Winner: The Americans
The Americans: From a 1996 Baltimore Sun article.
It’s no secret that the FBI has plenty of fancy tools to ply its crime-fighting trade — high-speed computers, digitized color mug shots, automated fingerprint identification systems, sophisticated snooping devices. But one tool has pretty much stayed a secret at the FBI.
Special agents call him “Marvin,” a beeping, blinking robot straight from a Jetsons cartoon script who delivers thousands of pieces of mail every day at the FBI’s Baltimore field office… Each robot costs between $22,000 and $80,000, depending on the number of features, which can include devices that open doors and summon elevators, allowing the machines to deliver the mail without humans.
GLOW: A drug-dealing robot never existed, but, per Bustle:
According to PC Magazine, there were a whole host of robots made throughout the ’80s, and they were often advertised as personal helpers that could do laundry, pour drinks, and make other everyday chores a little easier, even though in reality it seems like they just wheeled around the house. They ran quite pricey for the time, with most of them ranging from $600 to upwards of $6,000 (which PC calculates as about $16,759 when adjusted for inflation), but it certainly sounds like something Bash would dole out money for.
Better Social Media Presence
GLOW: GLOW-bot somehow doesn’t have a Twitter. Yet.
Winner: The Americans
Better Photo with Alison Brie
The Americans: N/A
GLOW: THE ROBOT IS WEARING A BOWTIE.
Finishing Move In a BattleBots-Style Fight
The Americans: Mail Robot shoots letters out of it’s stomach (?), which is an effective move against humans, who can be immobilized by a million paper cuts, but not other robots, who feel nothing. Let’s keep it that way, too.
GLOW: GLOW-bot isn’t the fighting sort. It would rather let another robot, like the one from Robin Sparkles’ awesomely ’80s “Let’s Go to the Mall” music video, do the dirty work for it (that’s what the chest phone is for: calling for help). As thanks, GLOW-bot gives Mall (not Mail) Robot a free line of cocaine.

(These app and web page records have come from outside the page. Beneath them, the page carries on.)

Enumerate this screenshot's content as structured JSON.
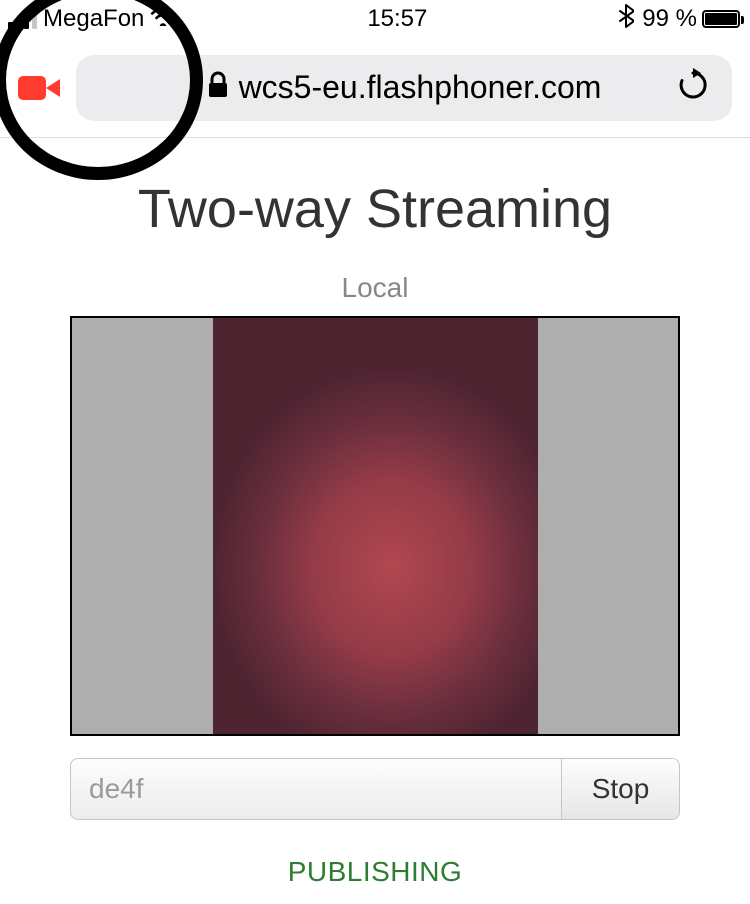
{
  "status_bar": {
    "carrier": "MegaFon",
    "time": "15:57",
    "battery_percent": "99 %"
  },
  "browser": {
    "domain": "wcs5-eu.flashphoner.com"
  },
  "page": {
    "title": "Two-way Streaming",
    "local_label": "Local",
    "stream_id": "de4f",
    "stop_label": "Stop",
    "status": "PUBLISHING"
  }
}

The winner? It’s close. Mail Robot has been around longer and played a more important role on The Americans than GLOW-bot on GLOW (so far, at least), but GLOW-bot is a robot that deals drugs, so… GLOW-bot wins.